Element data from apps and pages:

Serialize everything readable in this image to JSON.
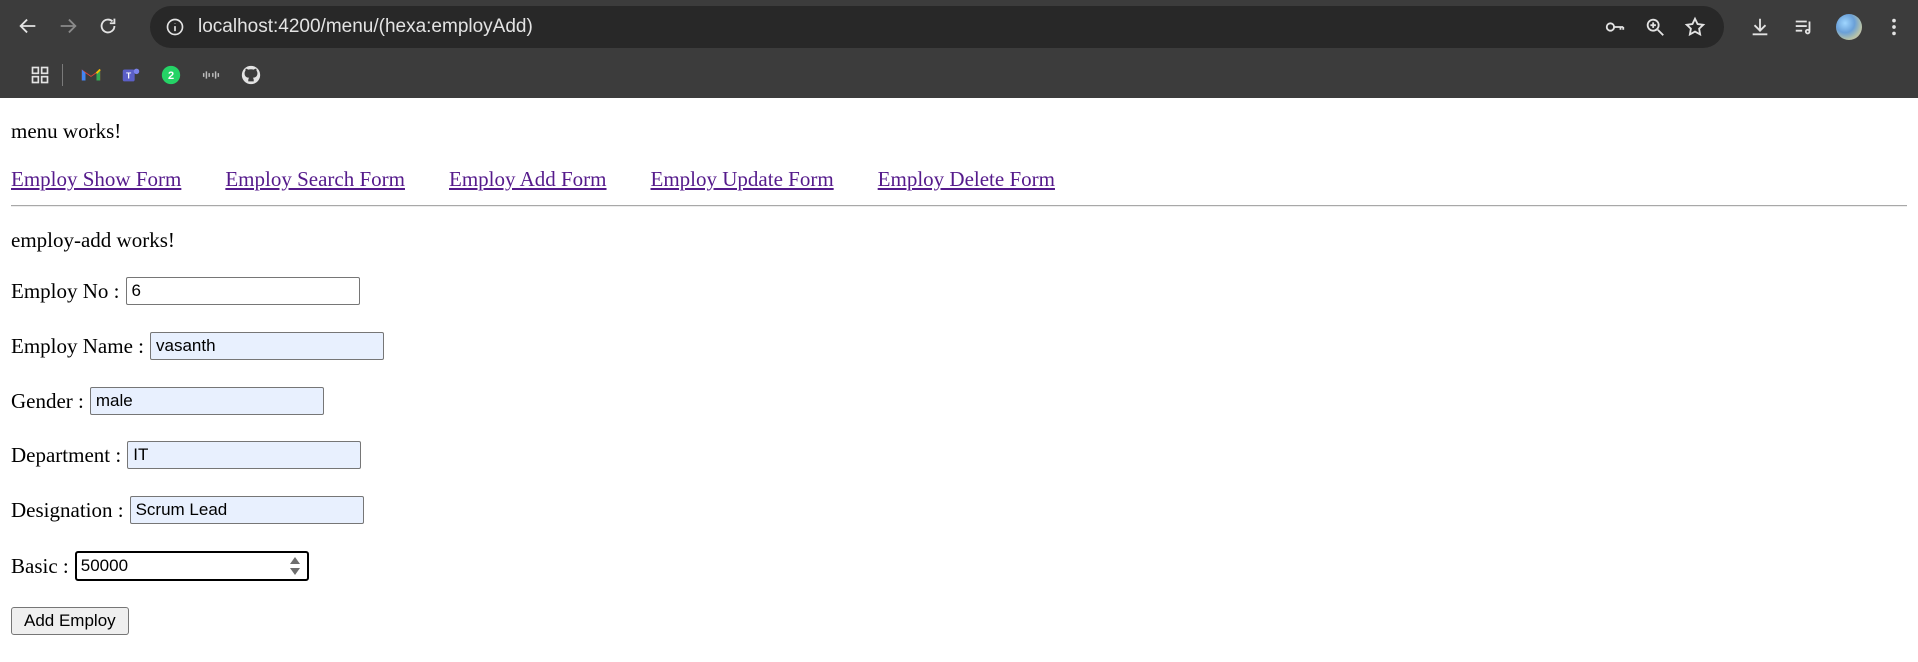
{
  "browser": {
    "url": "localhost:4200/menu/(hexa:employAdd)",
    "whatsapp_badge": "2"
  },
  "menu": {
    "title": "menu works!",
    "links": [
      "Employ Show Form",
      "Employ Search Form",
      "Employ Add Form",
      "Employ Update Form",
      "Employ Delete Form"
    ]
  },
  "form": {
    "title": "employ-add works!",
    "employ_no_label": "Employ No :",
    "employ_no_value": "6",
    "employ_name_label": "Employ Name :",
    "employ_name_value": "vasanth",
    "gender_label": "Gender :",
    "gender_value": "male",
    "department_label": "Department :",
    "department_value": "IT",
    "designation_label": "Designation :",
    "designation_value": "Scrum Lead",
    "basic_label": "Basic :",
    "basic_value": "50000",
    "submit_label": "Add Employ"
  },
  "colors": {
    "chrome_bg": "#3c3c3c",
    "omnibox_bg": "#282828",
    "visited_link": "#551a8b",
    "autofill_bg": "#e8f0fe"
  }
}
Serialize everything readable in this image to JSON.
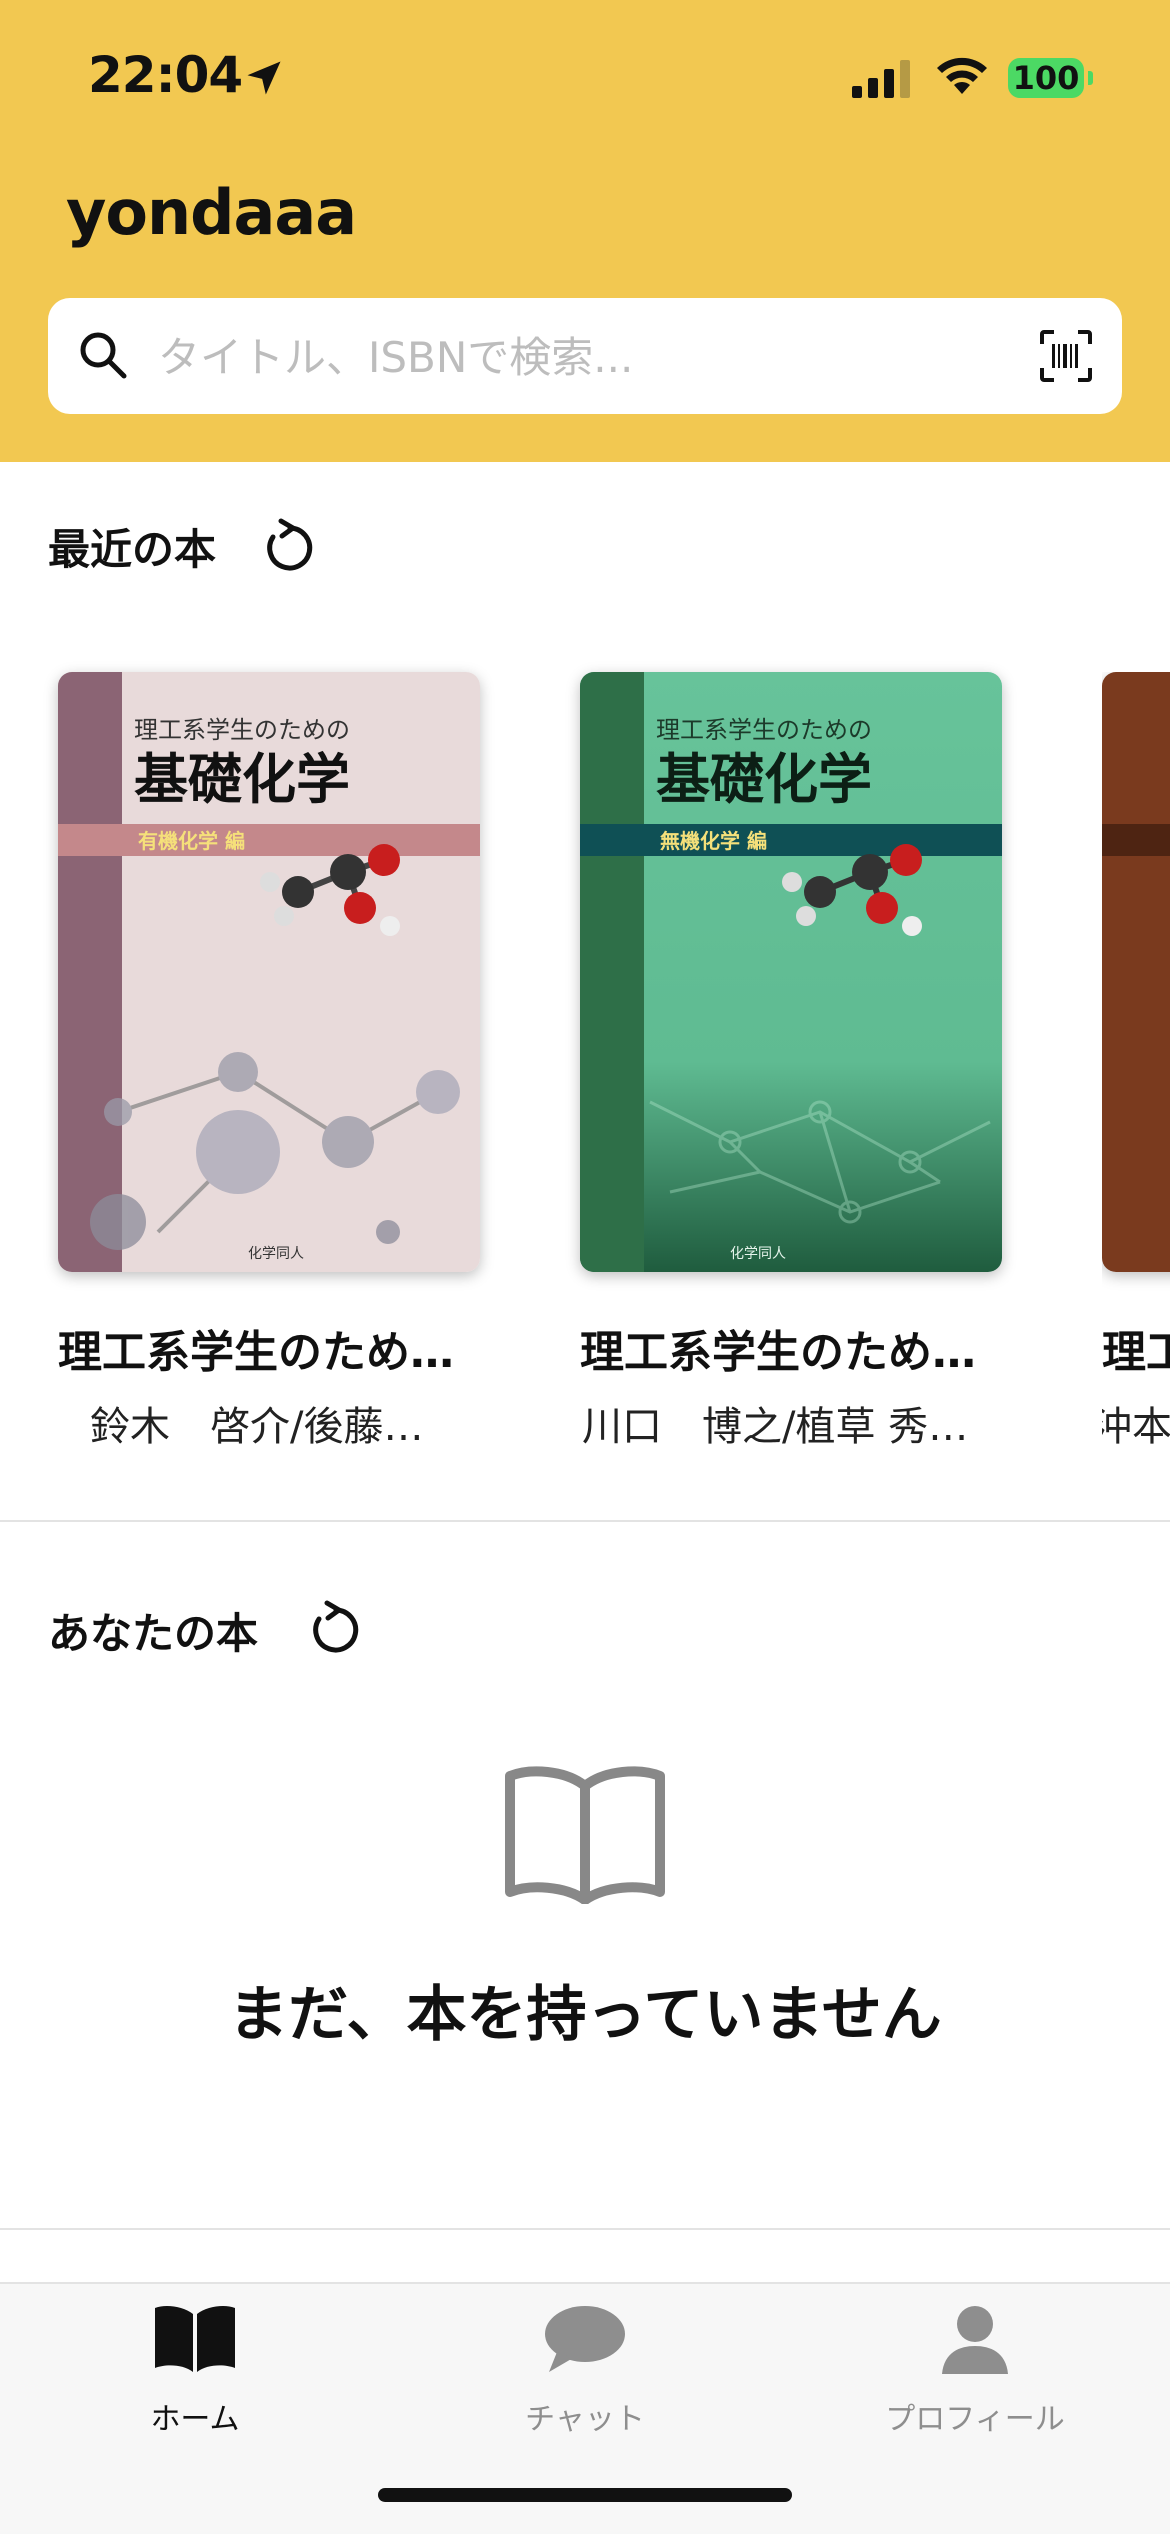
{
  "status_bar": {
    "time": "22:04",
    "battery": "100"
  },
  "app": {
    "title": "yondaaa"
  },
  "search": {
    "placeholder": "タイトル、ISBNで検索..."
  },
  "recent": {
    "title": "最近の本",
    "books": [
      {
        "title": "理工系学生のため…",
        "author": "鈴木　啓介/後藤…",
        "cover": {
          "small": "理工系学生のための",
          "big": "基礎化学",
          "band": "有機化学 編",
          "publisher": "化学同人",
          "bg": "#E8DADA",
          "spine": "#8B6474",
          "band_color": "#C4888B",
          "band_text": "#F5E07A"
        }
      },
      {
        "title": "理工系学生のため…",
        "author": "川口　博之/植草 秀…",
        "cover": {
          "small": "理工系学生のための",
          "big": "基礎化学",
          "band": "無機化学 編",
          "publisher": "化学同人",
          "bg": "#67C39A",
          "spine": "#2E6F48",
          "band_color": "#0F5055",
          "band_text": "#F5E07A"
        }
      },
      {
        "title": "理工",
        "author": "沖本",
        "cover": {
          "bg": "#7A3A1E"
        }
      }
    ]
  },
  "yours": {
    "title": "あなたの本",
    "empty_text": "まだ、本を持っていません"
  },
  "tabs": [
    {
      "label": "ホーム",
      "active": true
    },
    {
      "label": "チャット",
      "active": false
    },
    {
      "label": "プロフィール",
      "active": false
    }
  ],
  "colors": {
    "header": "#F2C851",
    "tab_active": "#111111",
    "tab_inactive": "#8E8E8E"
  }
}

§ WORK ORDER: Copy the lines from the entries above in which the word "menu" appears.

§ EXERCISE RESULT:
    "url": "localhost:4200/menu/(hexa:employAdd)",
  "menu": {
    "title": "menu works!",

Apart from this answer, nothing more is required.